Work out how many lines in the entries below include the word "LVST". Give nothing but the number.

—————

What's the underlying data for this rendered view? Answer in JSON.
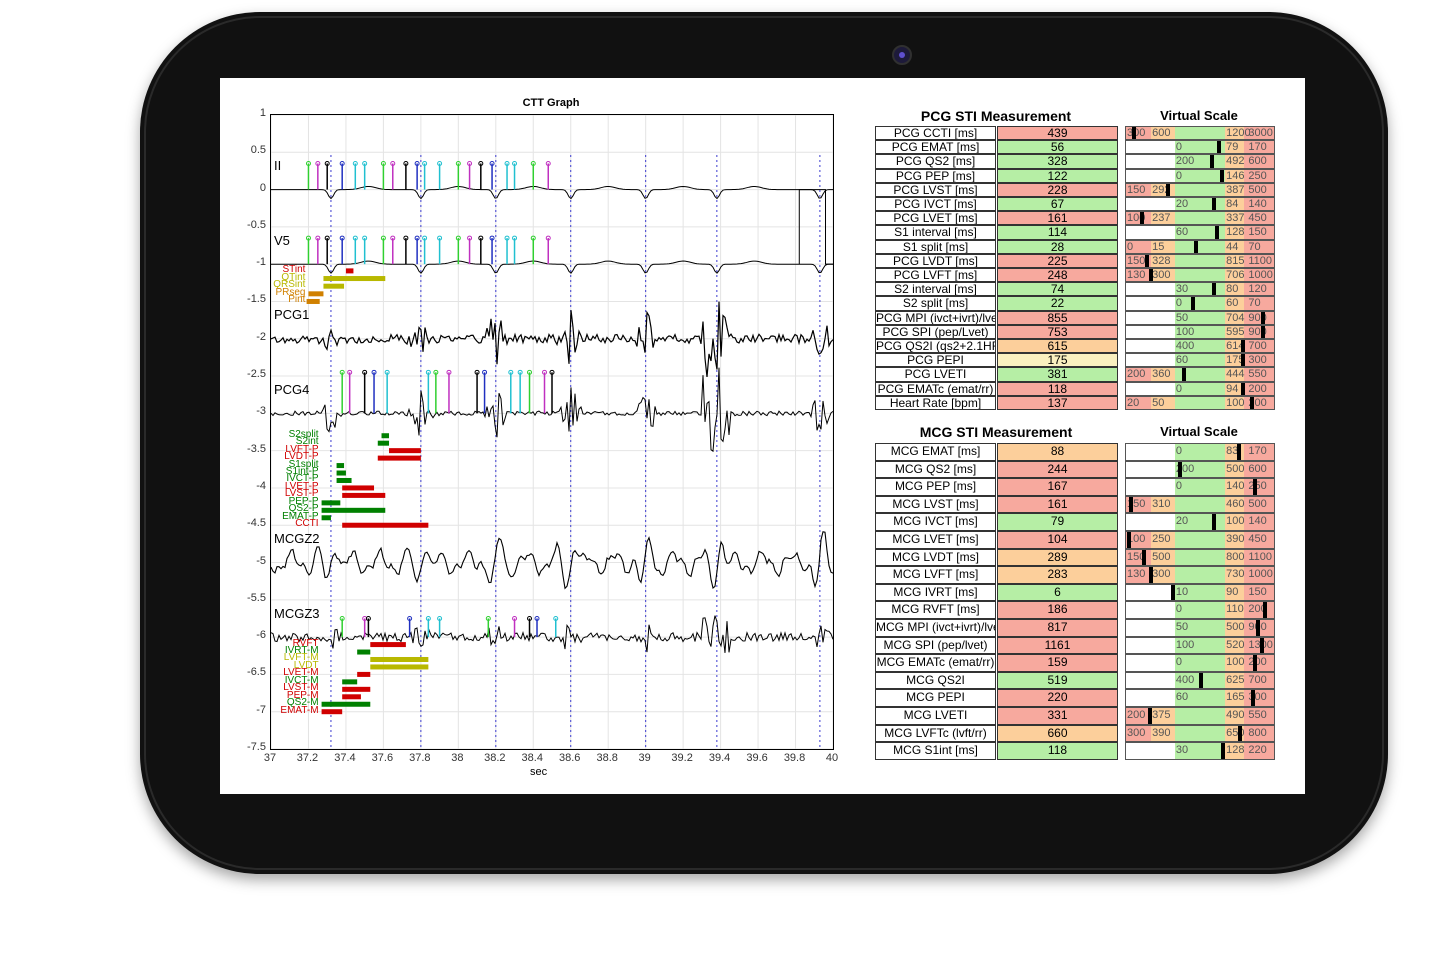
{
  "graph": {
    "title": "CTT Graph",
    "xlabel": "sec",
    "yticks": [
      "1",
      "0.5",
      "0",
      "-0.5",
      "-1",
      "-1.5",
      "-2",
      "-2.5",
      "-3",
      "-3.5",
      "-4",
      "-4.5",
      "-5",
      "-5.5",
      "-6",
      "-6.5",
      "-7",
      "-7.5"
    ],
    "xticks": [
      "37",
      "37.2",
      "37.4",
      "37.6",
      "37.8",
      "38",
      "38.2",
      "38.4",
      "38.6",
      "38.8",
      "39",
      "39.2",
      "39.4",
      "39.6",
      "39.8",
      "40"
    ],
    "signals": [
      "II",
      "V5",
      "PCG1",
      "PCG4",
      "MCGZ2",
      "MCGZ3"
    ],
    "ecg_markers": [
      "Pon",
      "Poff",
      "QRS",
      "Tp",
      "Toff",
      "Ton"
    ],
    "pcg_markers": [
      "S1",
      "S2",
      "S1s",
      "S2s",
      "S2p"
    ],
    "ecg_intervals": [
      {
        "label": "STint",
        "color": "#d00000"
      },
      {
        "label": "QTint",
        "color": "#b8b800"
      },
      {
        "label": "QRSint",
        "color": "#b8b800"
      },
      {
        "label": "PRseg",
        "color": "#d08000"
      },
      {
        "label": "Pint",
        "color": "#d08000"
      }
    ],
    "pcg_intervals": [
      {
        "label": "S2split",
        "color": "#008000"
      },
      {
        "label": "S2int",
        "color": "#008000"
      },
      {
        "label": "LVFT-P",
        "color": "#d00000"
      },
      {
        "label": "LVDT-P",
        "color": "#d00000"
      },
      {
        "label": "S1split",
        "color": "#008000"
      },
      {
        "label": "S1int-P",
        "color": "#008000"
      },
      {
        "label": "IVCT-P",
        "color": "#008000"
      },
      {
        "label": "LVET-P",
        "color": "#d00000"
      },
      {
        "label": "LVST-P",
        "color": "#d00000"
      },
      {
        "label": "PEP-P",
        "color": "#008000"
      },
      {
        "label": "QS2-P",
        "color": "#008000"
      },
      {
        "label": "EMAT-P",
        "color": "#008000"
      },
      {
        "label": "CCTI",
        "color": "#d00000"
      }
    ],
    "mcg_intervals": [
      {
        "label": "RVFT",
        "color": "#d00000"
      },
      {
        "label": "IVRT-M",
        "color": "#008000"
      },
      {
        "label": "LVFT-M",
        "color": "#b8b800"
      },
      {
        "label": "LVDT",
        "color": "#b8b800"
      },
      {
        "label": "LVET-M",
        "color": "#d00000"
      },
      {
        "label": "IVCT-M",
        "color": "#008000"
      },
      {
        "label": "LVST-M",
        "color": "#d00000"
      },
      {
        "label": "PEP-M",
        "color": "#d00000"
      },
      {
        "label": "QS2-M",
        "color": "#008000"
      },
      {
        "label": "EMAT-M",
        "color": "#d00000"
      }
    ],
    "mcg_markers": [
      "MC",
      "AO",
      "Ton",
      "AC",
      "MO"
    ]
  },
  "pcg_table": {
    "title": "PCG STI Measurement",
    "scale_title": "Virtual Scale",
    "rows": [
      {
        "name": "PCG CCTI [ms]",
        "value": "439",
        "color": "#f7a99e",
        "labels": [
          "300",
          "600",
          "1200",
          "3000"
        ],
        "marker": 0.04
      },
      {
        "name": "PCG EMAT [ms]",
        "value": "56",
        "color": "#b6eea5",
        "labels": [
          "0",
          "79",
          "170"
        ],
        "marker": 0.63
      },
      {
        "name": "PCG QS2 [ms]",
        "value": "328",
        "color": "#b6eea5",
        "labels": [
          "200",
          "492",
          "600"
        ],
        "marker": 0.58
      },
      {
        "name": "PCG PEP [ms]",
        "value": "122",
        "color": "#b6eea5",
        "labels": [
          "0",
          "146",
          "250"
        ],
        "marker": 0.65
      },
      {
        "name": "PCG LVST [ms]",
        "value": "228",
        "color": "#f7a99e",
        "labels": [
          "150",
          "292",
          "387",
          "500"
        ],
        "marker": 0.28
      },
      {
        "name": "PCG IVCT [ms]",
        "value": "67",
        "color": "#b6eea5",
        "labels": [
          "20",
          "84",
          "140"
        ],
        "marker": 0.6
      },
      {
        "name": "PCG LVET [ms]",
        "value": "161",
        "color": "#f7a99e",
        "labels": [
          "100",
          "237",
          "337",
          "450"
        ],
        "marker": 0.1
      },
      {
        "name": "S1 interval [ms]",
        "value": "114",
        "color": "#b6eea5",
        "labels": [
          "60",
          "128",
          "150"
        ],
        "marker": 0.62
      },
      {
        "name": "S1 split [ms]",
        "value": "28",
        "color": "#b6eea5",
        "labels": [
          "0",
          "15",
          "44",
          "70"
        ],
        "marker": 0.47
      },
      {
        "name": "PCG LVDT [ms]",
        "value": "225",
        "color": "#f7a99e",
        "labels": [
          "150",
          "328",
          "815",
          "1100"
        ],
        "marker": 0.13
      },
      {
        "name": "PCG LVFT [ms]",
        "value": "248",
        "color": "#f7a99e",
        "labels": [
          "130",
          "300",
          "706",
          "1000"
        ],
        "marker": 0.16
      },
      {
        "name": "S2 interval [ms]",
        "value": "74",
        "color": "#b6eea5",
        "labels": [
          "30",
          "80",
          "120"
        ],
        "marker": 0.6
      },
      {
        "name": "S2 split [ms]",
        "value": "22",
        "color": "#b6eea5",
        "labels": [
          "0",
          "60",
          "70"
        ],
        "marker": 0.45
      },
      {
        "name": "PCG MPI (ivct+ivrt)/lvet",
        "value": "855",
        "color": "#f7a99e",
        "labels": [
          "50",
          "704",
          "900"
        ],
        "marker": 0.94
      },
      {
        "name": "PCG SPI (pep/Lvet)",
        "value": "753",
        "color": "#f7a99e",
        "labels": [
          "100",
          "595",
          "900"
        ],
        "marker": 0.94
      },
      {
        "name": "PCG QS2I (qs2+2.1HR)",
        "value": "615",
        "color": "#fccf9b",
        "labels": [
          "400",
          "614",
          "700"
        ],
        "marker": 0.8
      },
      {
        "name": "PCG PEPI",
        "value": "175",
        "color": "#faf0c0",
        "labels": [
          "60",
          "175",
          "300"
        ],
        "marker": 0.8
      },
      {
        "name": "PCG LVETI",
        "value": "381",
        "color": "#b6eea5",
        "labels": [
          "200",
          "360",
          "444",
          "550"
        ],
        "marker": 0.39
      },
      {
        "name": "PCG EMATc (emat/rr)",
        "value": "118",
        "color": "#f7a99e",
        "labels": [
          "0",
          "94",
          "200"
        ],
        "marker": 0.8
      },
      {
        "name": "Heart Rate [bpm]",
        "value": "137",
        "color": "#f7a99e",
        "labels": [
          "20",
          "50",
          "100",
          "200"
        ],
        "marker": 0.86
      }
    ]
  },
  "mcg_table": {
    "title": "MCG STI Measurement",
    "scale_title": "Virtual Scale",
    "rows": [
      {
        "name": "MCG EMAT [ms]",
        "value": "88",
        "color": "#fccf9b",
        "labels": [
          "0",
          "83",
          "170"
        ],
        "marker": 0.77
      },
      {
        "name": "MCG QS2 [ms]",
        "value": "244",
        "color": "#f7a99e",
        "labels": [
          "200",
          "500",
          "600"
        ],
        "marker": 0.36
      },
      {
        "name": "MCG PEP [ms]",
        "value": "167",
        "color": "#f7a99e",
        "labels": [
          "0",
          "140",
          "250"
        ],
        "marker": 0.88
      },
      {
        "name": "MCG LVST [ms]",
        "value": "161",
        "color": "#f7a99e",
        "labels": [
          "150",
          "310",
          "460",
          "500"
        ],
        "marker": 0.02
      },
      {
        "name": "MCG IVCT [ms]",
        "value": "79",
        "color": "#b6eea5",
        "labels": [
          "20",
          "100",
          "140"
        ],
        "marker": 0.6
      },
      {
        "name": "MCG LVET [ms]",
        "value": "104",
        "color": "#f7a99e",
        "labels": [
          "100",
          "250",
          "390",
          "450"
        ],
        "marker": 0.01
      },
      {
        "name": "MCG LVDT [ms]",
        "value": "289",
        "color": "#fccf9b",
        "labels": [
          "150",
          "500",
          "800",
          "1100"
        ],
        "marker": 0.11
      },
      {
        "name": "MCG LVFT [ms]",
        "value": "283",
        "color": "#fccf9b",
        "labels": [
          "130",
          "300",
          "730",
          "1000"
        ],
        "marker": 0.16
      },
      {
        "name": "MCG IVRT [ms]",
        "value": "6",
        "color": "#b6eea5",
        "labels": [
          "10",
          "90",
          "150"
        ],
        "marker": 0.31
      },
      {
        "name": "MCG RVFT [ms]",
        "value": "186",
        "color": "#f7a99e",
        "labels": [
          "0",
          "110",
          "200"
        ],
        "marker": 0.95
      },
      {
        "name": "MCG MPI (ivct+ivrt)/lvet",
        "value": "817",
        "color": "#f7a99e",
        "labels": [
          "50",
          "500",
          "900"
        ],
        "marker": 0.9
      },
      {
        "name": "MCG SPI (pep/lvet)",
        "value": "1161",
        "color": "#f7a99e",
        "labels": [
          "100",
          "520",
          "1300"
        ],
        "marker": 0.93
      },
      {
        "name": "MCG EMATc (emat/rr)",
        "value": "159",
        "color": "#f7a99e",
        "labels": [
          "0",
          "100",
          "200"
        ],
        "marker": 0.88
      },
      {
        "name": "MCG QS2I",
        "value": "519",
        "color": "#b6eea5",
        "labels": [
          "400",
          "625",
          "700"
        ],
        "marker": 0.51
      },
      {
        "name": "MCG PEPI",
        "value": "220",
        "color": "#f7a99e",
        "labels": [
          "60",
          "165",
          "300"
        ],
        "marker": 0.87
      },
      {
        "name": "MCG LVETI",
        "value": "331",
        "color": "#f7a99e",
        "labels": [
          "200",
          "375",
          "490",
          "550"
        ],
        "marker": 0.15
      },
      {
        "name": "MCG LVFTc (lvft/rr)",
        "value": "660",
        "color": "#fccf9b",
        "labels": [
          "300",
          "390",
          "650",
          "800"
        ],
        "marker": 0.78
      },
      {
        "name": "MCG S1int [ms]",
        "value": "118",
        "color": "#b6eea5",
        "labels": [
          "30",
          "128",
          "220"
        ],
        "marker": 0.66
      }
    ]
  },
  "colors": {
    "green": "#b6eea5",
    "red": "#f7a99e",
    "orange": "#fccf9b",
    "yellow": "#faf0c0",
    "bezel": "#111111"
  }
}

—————

» Written answer
4